EXERCISE INSTRUCTIONS:
Only the number is needed: how many lines of the entries below contain the word "true".

---------- DATASET ENTRIES ----------

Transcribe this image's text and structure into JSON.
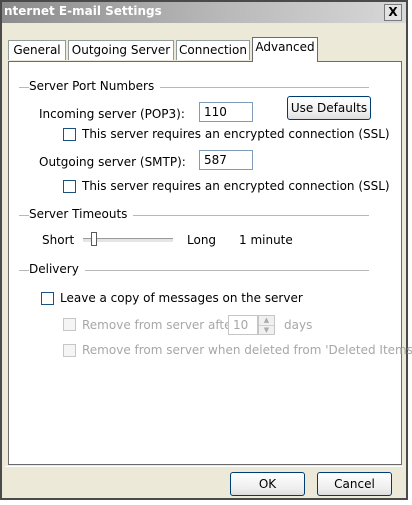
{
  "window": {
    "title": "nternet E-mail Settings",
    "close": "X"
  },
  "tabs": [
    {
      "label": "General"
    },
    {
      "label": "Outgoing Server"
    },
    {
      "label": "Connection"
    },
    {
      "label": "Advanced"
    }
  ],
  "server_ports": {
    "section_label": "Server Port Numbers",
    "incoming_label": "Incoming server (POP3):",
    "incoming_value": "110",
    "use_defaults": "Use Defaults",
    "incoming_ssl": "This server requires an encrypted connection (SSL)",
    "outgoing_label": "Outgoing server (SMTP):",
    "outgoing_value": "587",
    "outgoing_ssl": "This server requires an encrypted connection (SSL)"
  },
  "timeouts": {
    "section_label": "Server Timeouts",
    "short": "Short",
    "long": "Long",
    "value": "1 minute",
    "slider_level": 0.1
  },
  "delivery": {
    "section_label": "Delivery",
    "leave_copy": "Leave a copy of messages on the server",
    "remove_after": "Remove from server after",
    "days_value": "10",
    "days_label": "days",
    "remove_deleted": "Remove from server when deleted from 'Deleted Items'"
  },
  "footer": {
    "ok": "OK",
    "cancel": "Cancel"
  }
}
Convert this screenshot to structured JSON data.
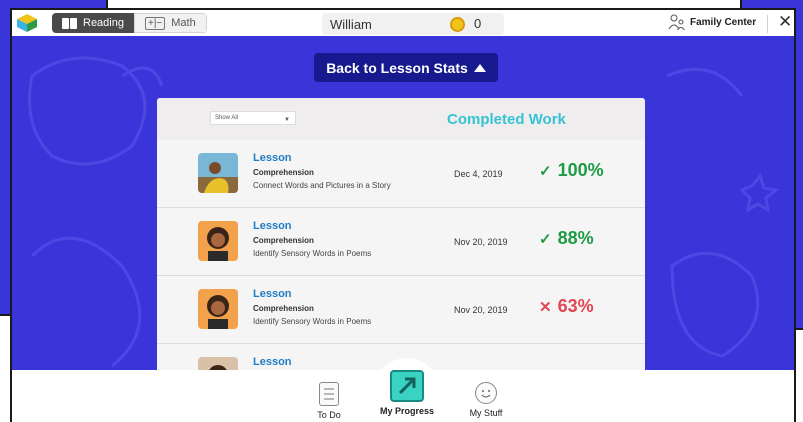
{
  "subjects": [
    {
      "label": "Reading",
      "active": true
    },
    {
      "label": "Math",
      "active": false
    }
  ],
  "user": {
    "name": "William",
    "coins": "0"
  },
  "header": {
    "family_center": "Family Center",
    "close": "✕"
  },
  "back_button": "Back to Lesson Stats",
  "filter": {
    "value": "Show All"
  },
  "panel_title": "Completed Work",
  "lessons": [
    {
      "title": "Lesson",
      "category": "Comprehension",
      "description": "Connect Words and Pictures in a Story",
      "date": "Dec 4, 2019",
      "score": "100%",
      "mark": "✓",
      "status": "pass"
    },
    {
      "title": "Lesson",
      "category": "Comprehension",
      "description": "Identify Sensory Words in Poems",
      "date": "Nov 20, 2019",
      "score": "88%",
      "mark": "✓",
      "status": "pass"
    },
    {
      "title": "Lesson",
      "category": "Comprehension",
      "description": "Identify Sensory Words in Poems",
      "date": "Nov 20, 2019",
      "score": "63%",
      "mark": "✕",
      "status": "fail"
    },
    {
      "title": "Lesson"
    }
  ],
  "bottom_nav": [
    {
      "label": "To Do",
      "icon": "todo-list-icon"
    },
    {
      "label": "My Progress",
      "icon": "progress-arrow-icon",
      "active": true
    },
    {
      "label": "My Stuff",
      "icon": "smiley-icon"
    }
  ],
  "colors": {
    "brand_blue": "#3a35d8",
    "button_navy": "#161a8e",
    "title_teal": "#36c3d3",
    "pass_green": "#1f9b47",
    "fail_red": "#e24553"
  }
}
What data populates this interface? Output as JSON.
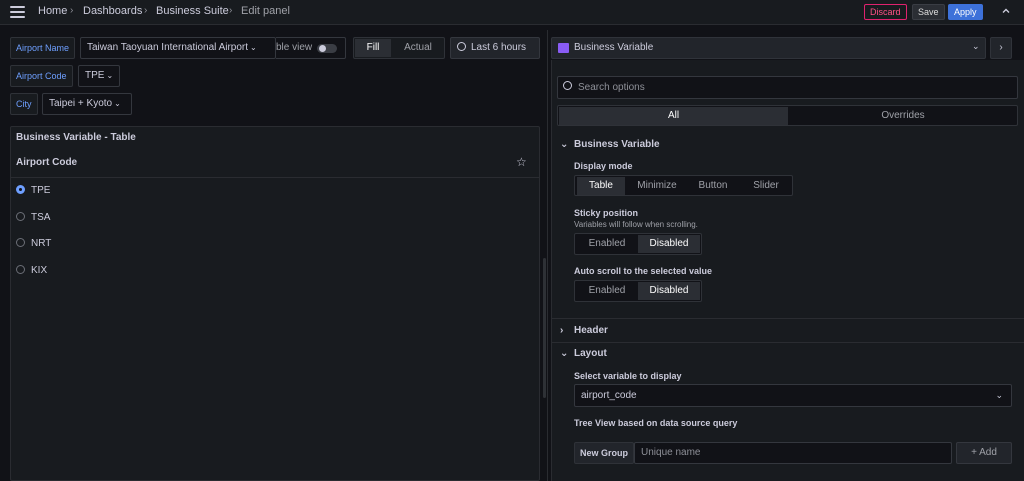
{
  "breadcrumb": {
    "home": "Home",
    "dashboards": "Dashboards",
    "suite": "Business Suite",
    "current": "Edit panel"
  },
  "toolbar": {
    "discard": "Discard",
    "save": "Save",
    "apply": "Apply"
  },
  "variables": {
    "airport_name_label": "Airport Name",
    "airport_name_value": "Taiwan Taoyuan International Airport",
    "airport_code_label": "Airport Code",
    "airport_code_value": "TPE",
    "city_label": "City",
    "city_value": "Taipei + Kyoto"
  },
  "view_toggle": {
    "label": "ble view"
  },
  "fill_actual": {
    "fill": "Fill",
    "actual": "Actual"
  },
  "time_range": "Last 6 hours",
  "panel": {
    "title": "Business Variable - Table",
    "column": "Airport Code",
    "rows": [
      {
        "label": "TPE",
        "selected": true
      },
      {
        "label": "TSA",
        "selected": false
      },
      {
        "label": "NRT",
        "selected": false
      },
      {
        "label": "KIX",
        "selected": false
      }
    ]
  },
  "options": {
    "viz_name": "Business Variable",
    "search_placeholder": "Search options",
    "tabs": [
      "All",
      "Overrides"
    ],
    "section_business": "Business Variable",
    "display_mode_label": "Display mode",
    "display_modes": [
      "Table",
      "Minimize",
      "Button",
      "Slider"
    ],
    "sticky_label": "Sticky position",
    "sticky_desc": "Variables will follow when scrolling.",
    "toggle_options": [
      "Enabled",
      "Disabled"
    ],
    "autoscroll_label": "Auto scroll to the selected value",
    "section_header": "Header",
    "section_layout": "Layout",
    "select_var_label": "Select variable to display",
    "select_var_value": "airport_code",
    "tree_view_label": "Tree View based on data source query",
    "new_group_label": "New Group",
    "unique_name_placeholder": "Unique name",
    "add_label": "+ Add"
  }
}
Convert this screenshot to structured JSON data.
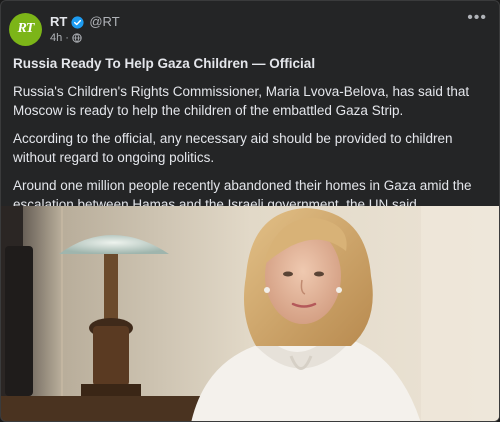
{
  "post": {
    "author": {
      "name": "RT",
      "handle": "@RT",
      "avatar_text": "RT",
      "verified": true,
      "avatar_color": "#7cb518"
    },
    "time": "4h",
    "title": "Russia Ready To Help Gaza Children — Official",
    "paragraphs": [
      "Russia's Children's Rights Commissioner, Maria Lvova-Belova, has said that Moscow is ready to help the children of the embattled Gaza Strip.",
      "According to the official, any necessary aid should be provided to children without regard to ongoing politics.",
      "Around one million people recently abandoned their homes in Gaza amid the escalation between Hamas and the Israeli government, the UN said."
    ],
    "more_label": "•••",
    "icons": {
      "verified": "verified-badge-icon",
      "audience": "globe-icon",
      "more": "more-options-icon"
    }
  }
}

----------
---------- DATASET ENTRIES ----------

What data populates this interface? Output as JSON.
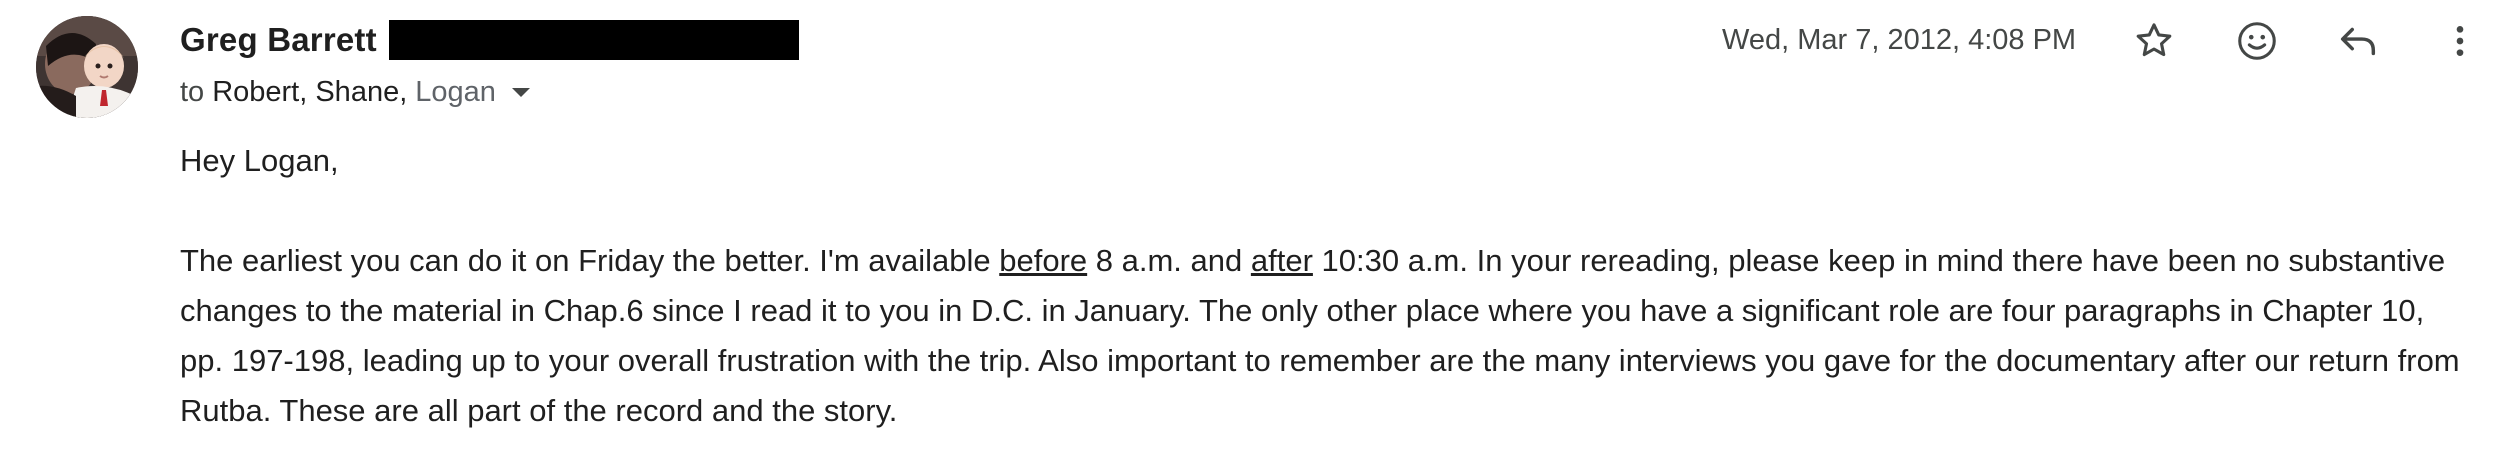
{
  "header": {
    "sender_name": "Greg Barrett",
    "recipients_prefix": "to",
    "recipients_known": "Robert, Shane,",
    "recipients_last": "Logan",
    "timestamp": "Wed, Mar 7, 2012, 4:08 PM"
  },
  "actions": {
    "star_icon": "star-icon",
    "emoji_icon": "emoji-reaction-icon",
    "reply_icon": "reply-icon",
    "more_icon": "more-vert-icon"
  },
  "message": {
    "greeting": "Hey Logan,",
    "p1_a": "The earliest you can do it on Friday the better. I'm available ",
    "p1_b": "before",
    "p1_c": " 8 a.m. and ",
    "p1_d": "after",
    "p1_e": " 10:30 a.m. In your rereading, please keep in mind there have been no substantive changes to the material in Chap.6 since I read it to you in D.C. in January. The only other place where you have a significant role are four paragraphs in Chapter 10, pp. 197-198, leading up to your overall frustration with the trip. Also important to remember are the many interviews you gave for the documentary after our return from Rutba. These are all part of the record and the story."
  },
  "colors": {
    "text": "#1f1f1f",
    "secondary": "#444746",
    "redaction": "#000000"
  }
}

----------

OUTPUT FOR THIS TASK:
4